▸ Your instructions: Some lines of these records may hold the word "title"; state how many, using only the number.
━━━━━ Data for the task ━━━━━
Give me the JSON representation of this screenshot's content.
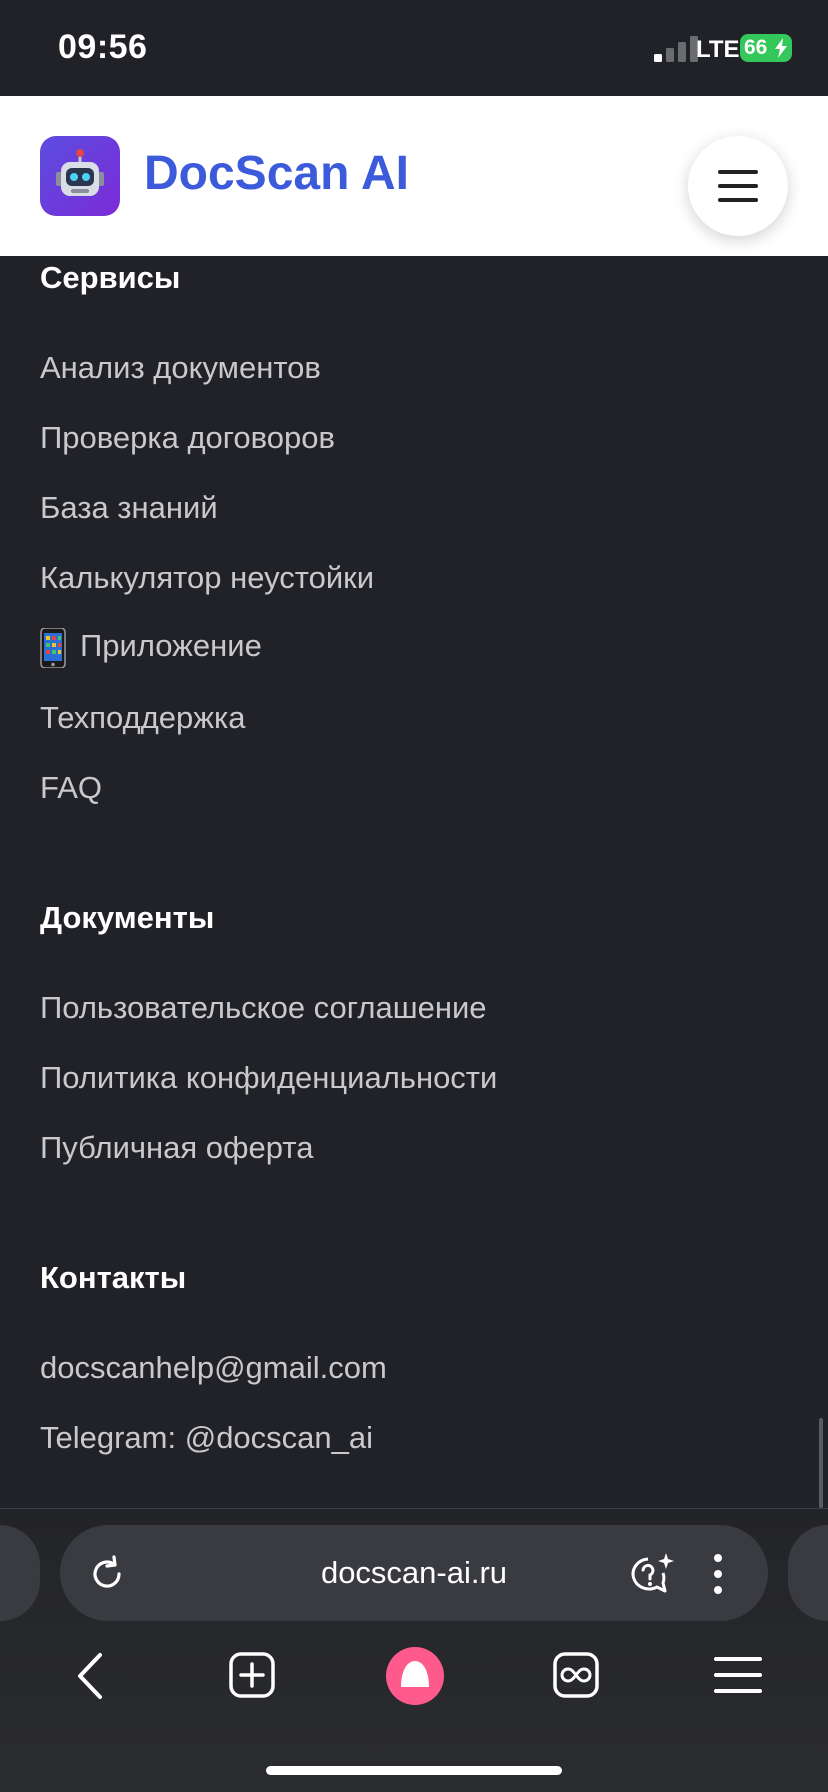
{
  "status_bar": {
    "time": "09:56",
    "network": "LTE",
    "battery": "66"
  },
  "header": {
    "brand": "DocScan AI",
    "logo_icon": "robot-icon",
    "menu_icon": "hamburger-icon"
  },
  "footer": {
    "services": {
      "title": "Сервисы",
      "links": [
        "Анализ документов",
        "Проверка договоров",
        "База знаний",
        "Калькулятор неустойки",
        "Приложение",
        "Техподдержка",
        "FAQ"
      ]
    },
    "documents": {
      "title": "Документы",
      "links": [
        "Пользовательское соглашение",
        "Политика конфиденциальности",
        "Публичная оферта"
      ]
    },
    "contacts": {
      "title": "Контакты",
      "email": "docscanhelp@gmail.com",
      "telegram": "Telegram: @docscan_ai"
    }
  },
  "browser": {
    "url": "docscan-ai.ru"
  },
  "colors": {
    "page_bg": "#212227",
    "brand": "#3b5bdb",
    "link": "#c9c9cc"
  }
}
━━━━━
▸ Response: 3